- Imagine yourself after a year of tutoring in the writing center. What do you foresee that you’ve learned? Who have you grown into?
- What kind of tutor do you see yourself becoming in a year?
- What are your goals in this moment? What do you think they will be in a year?
Practice Three: Reflective Impressioning
The final practice I recommend to identify and celebrate rising folklores or identities is to examine patterns or emotive feelings over time while tutoring. For example:
- Does nervousness or uncertainty eventually develop into confidence and security? If so, what are the variables that marked that shift?
- How has the tonality of language shifted over time in written comments? Have the comments become more personalized?
- What are the values that defined your tutoring at the beginning of your work versus now? Have they shifted or stayed the same?
While these three practices are not the only way to explore identity in writing center work, they are designed to be relatively adaptable, broadly applicable, and an honest first step into introducing reflective practice with an emphasis on becoming.
I recognize, too, that not all tutors will have the same experience or be granted the amount of explorative privilege that I was during my tutoring. I realize that not all tutors will feel comfortable or be safe in exploring these aspects of their identity. But the intention of this piece is to recognize the inherent magic that the writing center carries – and how, for those who are looking for a place to find it, the writing center can become a (queer) home for enlightened exploration.
I would like to dedicate this work to Dr. Travis Webster, not only for his incredible scholarship on queer writing center work that guided this essay, but for his care, encouragement, and profound empathy in my personal scholarly journey.
Crenshaw, Kimberlé W. On Intersectionality: Essential Writings. The New Press, 2017.
Denny, Harry. “Queering the Writing Center.” Writing Center Journal, vol. 25, no. 2, 2005, pp. 39-62
Webster, Travis. Queerly Centered: LGBTQA Writing Center Directors Navigate the Workplace. University Press of Colorado, 2021.
Molly Ryan (she/her) is a second year Master’s student in English at Virginia Tech, pursuing the Rhetoric and Writing track. Broadly, Molly’s research focuses on critical composition pedagogy; queer pedagogy, pronoia and eunoia in teaching writing; and the fraught, complex experiences of writing program administrators, particularly related to mentorship and disciplinary retention.
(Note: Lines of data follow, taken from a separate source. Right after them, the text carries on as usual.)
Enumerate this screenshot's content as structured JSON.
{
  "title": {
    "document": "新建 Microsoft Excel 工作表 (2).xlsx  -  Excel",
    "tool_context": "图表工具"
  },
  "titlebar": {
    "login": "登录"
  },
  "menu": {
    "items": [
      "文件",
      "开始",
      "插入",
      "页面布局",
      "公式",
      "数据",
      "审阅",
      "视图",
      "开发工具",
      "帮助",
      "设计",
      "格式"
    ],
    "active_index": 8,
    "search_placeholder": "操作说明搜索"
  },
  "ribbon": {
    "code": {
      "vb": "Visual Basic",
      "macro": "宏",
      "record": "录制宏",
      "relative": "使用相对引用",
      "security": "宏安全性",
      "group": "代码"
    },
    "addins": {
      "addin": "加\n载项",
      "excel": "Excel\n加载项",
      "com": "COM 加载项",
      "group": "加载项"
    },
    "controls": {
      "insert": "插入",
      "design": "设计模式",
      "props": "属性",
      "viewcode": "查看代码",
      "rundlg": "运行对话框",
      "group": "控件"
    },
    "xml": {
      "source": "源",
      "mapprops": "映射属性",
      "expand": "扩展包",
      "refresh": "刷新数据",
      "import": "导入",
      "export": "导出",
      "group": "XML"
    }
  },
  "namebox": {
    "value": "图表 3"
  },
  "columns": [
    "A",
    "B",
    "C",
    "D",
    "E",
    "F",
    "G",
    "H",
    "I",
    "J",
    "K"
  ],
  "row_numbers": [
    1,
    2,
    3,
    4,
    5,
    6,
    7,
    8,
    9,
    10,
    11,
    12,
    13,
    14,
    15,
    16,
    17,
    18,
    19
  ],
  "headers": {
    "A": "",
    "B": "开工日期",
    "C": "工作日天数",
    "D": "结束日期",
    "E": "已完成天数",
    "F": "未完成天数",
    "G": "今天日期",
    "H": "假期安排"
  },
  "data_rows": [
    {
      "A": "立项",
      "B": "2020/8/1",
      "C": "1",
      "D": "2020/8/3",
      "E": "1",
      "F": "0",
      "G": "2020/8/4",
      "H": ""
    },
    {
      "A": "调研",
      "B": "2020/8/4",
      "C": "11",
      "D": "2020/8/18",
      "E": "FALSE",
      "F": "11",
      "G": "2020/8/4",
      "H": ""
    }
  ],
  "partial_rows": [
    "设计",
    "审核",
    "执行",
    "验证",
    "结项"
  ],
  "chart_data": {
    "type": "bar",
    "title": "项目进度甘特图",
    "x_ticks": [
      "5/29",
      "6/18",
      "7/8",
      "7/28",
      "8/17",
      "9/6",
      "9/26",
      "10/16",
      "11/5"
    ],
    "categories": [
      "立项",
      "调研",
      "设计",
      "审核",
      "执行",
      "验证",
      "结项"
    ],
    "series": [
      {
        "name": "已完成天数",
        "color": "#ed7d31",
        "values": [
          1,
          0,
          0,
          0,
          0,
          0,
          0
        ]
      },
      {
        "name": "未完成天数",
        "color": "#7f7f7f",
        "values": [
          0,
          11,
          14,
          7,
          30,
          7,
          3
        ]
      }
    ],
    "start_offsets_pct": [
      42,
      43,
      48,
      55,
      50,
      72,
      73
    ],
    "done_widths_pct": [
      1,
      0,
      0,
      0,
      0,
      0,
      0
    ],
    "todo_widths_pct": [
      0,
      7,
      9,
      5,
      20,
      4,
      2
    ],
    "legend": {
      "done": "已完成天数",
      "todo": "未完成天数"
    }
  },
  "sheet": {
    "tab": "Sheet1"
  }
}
Molly teaches introduction to college writing and writing from research, and is looking forward to beginning her PhD in Rhetoric and Writing in Fall of 2023.